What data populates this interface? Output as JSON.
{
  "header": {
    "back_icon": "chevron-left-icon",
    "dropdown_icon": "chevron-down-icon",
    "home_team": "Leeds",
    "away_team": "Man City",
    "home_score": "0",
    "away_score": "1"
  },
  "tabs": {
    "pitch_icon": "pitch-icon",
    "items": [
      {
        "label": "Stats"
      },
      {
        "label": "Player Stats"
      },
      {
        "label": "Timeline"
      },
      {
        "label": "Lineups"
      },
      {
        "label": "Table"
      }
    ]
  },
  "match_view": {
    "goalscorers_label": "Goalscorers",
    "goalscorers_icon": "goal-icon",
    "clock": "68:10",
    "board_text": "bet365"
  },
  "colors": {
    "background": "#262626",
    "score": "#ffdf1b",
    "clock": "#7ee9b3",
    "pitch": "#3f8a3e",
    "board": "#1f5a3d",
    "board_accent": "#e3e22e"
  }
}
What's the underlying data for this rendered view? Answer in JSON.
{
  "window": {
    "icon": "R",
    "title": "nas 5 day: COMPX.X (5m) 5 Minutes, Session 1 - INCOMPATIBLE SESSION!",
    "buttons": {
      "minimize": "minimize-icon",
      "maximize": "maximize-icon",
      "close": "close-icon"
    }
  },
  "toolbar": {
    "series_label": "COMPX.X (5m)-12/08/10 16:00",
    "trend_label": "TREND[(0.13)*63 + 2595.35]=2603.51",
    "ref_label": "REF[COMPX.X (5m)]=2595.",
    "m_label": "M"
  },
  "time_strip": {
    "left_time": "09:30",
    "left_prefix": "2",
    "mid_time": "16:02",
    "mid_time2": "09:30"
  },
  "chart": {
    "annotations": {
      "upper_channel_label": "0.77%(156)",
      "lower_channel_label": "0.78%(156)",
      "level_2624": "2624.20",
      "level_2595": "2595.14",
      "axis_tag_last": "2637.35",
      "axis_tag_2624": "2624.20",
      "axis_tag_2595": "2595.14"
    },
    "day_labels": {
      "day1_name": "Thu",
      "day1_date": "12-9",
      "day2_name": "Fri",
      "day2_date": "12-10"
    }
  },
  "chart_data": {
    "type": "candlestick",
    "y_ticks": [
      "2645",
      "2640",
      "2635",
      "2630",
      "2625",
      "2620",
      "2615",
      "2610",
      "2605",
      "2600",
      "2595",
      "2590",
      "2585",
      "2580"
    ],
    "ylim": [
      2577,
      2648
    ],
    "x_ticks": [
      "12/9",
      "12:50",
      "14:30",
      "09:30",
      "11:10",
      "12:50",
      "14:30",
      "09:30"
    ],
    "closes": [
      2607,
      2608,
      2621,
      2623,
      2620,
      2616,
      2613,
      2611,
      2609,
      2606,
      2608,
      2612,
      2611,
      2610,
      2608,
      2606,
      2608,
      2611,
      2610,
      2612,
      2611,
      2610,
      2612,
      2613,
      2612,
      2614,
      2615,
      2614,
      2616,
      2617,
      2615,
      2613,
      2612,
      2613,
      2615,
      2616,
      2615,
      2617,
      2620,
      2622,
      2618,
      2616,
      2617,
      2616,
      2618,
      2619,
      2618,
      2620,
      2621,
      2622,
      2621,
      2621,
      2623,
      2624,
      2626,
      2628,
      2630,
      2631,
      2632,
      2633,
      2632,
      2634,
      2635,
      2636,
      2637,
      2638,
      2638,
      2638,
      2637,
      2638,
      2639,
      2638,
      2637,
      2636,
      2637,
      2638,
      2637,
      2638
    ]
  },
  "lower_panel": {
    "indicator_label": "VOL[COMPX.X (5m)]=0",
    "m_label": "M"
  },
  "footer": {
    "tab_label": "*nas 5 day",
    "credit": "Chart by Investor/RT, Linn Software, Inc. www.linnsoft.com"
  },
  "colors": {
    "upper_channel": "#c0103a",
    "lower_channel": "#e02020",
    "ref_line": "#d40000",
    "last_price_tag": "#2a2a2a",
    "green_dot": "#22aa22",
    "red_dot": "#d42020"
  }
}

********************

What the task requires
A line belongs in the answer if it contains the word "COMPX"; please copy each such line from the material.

Answer to this exercise
    "title": "nas 5 day: COMPX.X (5m) 5 Minutes, Session 1 - INCOMPATIBLE SESSION!",
    "series_label": "COMPX.X (5m)-12/08/10 16:00",
    "ref_label": "REF[COMPX.X (5m)]=2595.",
    "indicator_label": "VOL[COMPX.X (5m)]=0",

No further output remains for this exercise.